Children often lack the skills to calm themselves down…
especially at bedtime. Even though Alex was doing a phenomenal job of easing her worries (I’ll post on how describes the coronavirus to our children here soon), nothing was getting through. So, I decided to make us all a big pot of herbal tea.
In our day-to-day life, my husband and children have seen me use herbs for all sorts of ailments. A Chamomile and Lavender soaked flannel on a headache, a Thyme medicinal gargle for a scratchy throat, a Calendula wash on a grazed knee or an eye sty, even a Lemon balm herbal spray made up as mosquito repellent. So, it’s unsurprising that they get the occasional cup of herbal tea to help them chill out.
Herbs calm and relax
One of the most valuable actions found in many herbs is their ability to calm and relax. A soothing cup of herbal tea before bedtime, can literally wash the worries away. Before long, our daughter was calm and ready to sleep.
As a qualified Herbalist I know the numerous medicinal benefits of Western herbs. However, many people often feel reluctant, confused and hesitant to take herbs or to give them to their child.
This fear is founded from the lack of modern-day research on the safety of herbs. It saddens me because herbal medicines are the oldest form of healing known, and their medicinal properties are well documented. In fact, many modern-day drugs are modelled on the actions of herbs.

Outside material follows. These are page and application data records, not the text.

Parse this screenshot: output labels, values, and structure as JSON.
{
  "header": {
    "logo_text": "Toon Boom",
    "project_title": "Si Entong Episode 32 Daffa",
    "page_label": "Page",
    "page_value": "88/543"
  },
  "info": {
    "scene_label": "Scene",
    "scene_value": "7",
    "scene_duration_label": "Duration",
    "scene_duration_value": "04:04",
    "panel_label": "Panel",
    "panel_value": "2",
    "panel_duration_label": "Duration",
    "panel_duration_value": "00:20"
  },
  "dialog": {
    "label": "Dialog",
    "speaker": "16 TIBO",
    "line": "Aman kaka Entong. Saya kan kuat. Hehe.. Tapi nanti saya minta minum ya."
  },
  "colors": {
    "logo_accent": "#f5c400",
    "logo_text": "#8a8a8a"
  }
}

Here’s a review of the literature on the medicinal herbs in the tea I made. With the recipe below.
Researchers have discovered that the constituent apigenin in chamomile tea works on the brain in a similar way to that of a group of anxiety-reducing drugs including Valium, but without the harmful side effects. In fact a Japanese study demonstrated that chamomile extract helped rats fall asleep just as quickly as rats that got a dose of benzodiazepine (a tranquilizing medication). Furthermore, another study demonstrated that chamomile has anti-anxiety properties and the FDA considers chamomile tea to be safe with usually no side effects. It is perfect for children that suffer from bedtime worries an inability to unwind on their own.
Lemon balm & Valerian

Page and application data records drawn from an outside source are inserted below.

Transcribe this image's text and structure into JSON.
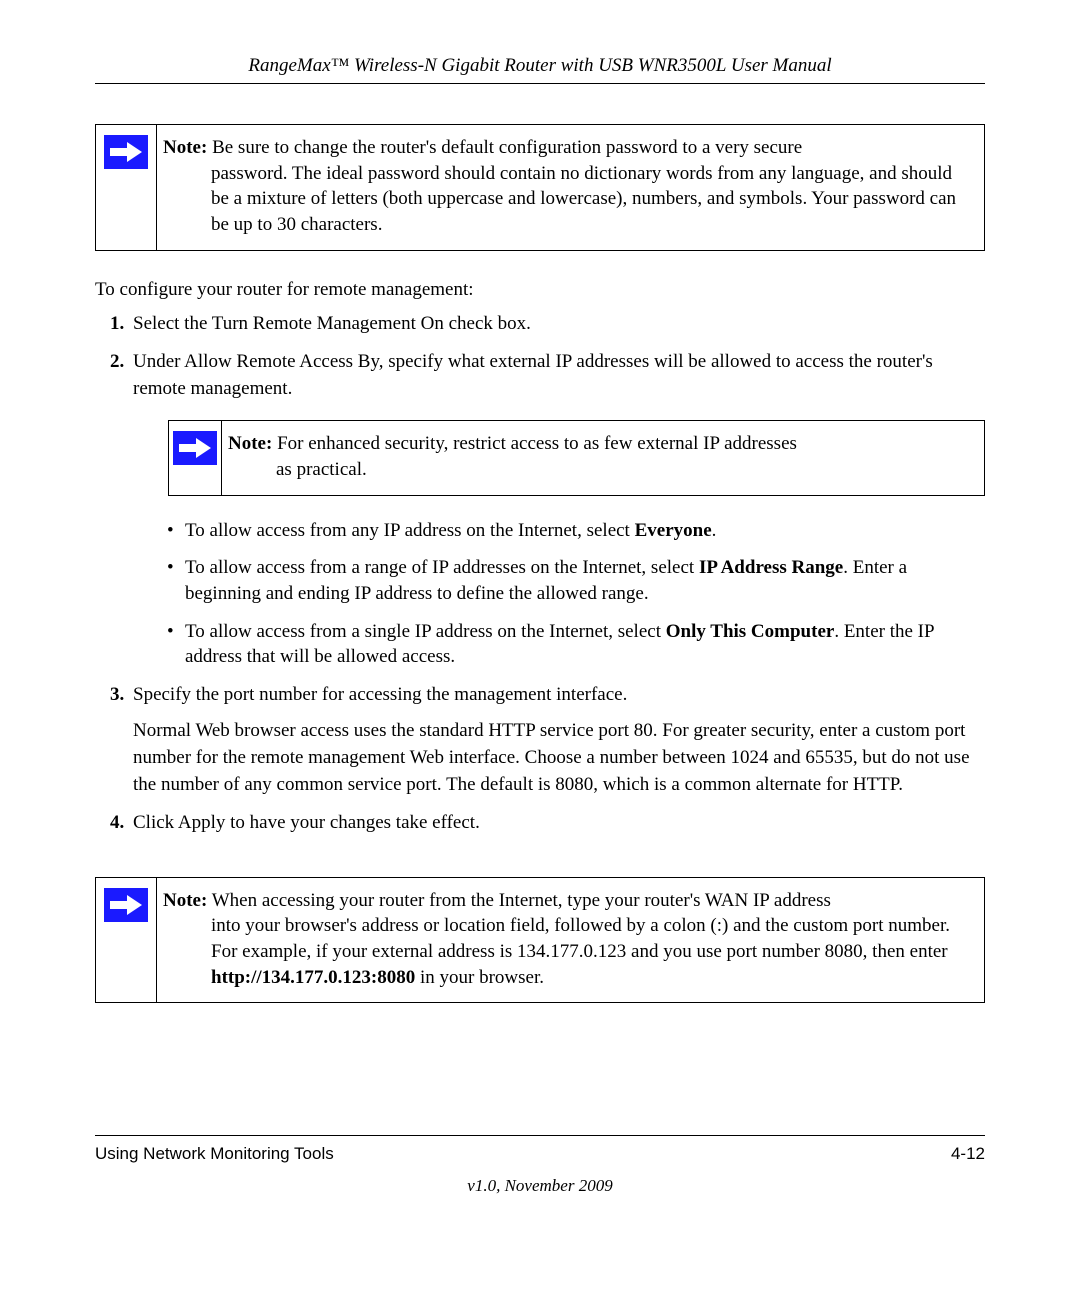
{
  "header": {
    "title": "RangeMax™ Wireless-N Gigabit Router with USB WNR3500L User Manual"
  },
  "note1": {
    "label": "Note:",
    "text_first": " Be sure to change the router's default configuration password to a very secure",
    "text_rest": "password. The ideal password should contain no dictionary words from any language, and should be a mixture of letters (both uppercase and lowercase), numbers, and symbols. Your password can be up to 30 characters."
  },
  "intro": "To configure your router for remote management:",
  "steps": {
    "s1_pre": "Select the ",
    "s1_bold": "Turn Remote Management On",
    "s1_post": " check box.",
    "s2": "Under Allow Remote Access By, specify what external IP addresses will be allowed to access the router's remote management.",
    "s3": "Specify the port number for accessing the management interface.",
    "s3_body": "Normal Web browser access uses the standard HTTP service port 80. For greater security, enter a custom port number for the remote management Web interface. Choose a number between 1024 and 65535, but do not use the number of any common service port. The default is 8080, which is a common alternate for HTTP.",
    "s4_pre": "Click ",
    "s4_bold": "Apply",
    "s4_post": " to have your changes take effect."
  },
  "note2": {
    "label": "Note:",
    "text_first": " For enhanced security, restrict access to as few external IP addresses",
    "text_rest": "as practical."
  },
  "bullets": {
    "b1_pre": "To allow access from any IP address on the Internet, select ",
    "b1_bold": "Everyone",
    "b1_post": ".",
    "b2_pre": "To allow access from a range of IP addresses on the Internet, select ",
    "b2_bold": "IP Address Range",
    "b2_post": ". Enter a beginning and ending IP address to define the allowed range.",
    "b3_pre": "To allow access from a single IP address on the Internet, select ",
    "b3_bold": "Only This Computer",
    "b3_post": ". Enter the IP address that will be allowed access."
  },
  "note3": {
    "label": "Note:",
    "text_first": " When accessing your router from the Internet, type your router's WAN IP address",
    "text_rest_a": "into your browser's address or location field, followed by a colon (:) and the custom port number. For example, if your external address is 134.177.0.123 and you use port number 8080, then enter ",
    "text_rest_bold": "http://134.177.0.123:8080",
    "text_rest_b": " in your browser."
  },
  "footer": {
    "section": "Using Network Monitoring Tools",
    "page": "4-12",
    "version": "v1.0, November 2009"
  }
}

Several studies have shown Lemon balm, Valerian and Lemon balm/Valerian combinations to improve sleep patterns and reduce stress, anxiety and hyperactivity in children. In one study a Lemon balm/Valerian combination was found to be as effective as the prescription drug Halcion (a benzodiazepine). Whilst in another study by Maryland Medical Centre of minor sleep problems, 81% of those who took an herbal combination of Valerian and Lemon balm reported sleeping much better than those who took placebo. Lemon balm is approved for “nervous sleeping disorders” by Commission E of the German Federal Institute for Drugs and Medical Devices, however there a lack of data on Valerian in the long term, so to be cautious and use it only for a limited time.
Sleep tea recipe:

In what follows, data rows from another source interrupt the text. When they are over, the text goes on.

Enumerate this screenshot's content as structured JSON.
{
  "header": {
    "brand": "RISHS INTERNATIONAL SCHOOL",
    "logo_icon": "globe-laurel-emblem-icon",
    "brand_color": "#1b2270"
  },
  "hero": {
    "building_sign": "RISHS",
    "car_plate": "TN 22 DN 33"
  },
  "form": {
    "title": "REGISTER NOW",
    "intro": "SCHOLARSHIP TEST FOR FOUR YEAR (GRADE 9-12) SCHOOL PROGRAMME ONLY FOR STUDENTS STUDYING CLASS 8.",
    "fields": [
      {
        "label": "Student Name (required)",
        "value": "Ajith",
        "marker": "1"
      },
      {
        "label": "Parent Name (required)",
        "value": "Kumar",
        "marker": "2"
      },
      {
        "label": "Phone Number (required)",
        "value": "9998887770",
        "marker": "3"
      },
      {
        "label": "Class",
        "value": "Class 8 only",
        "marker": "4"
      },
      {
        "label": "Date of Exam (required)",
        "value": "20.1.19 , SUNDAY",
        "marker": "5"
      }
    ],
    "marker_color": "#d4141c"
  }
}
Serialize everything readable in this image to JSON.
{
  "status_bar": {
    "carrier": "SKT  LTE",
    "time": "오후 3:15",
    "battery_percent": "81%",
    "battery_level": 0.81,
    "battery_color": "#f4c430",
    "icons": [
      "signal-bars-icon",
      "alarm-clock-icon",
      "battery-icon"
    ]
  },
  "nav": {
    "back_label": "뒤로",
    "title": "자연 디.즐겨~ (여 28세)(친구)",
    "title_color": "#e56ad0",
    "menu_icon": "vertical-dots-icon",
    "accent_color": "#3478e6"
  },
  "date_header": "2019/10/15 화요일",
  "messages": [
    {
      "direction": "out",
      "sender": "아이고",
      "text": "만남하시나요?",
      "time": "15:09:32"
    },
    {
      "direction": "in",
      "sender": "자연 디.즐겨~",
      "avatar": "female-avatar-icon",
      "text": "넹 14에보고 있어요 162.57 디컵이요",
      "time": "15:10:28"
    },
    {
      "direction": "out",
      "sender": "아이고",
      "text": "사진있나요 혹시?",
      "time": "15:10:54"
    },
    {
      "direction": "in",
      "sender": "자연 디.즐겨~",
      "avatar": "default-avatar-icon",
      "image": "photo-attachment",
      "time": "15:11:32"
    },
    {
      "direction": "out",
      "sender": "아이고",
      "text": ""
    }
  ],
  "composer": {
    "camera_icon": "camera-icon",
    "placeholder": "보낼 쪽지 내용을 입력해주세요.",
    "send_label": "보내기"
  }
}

1 tsp Chamomile flowers
1 tsp Lemon Balm
½ tsp Valerian root (optional)
Obtaining the herbs: The best way to get hold of herbs is in loose dried form through an online herbal supplier such as Baldwins. These herbs may be of better medicinal value that those in bags in supermarkets. For example, if you are using teabags of chamomile you need 2-3 bags per cup for a medicinal dose.
Brewing the tea: The trick to this tea’s efficacy is to make sure you are brewing it properly. Place the above herbs in a tea pot, put a lid on to keep the oils from escaping; this way you get the medicinal effects of the tea. Steep for 5-10 minutes, strain and allow to cool before drinking. You can sweeten it with honey if desired (for over 1-year olds). Use chamomile cautiously if you or your child are allergic to ragweed (the plants are related). For adults you can double the proportions of herbs. Drink 30 mins to 1 hour before bed.
Caution: Valerian should only be used for up to 4 consecutive weeks. Chamomile and Lemon balm may be used continually.
Have you a natural remedy you use to help relax? Have your children been more anxious this week with lock down? How are you coping?
P.S. the photo is an old one of my daughter (then age 4) drinking herbal tea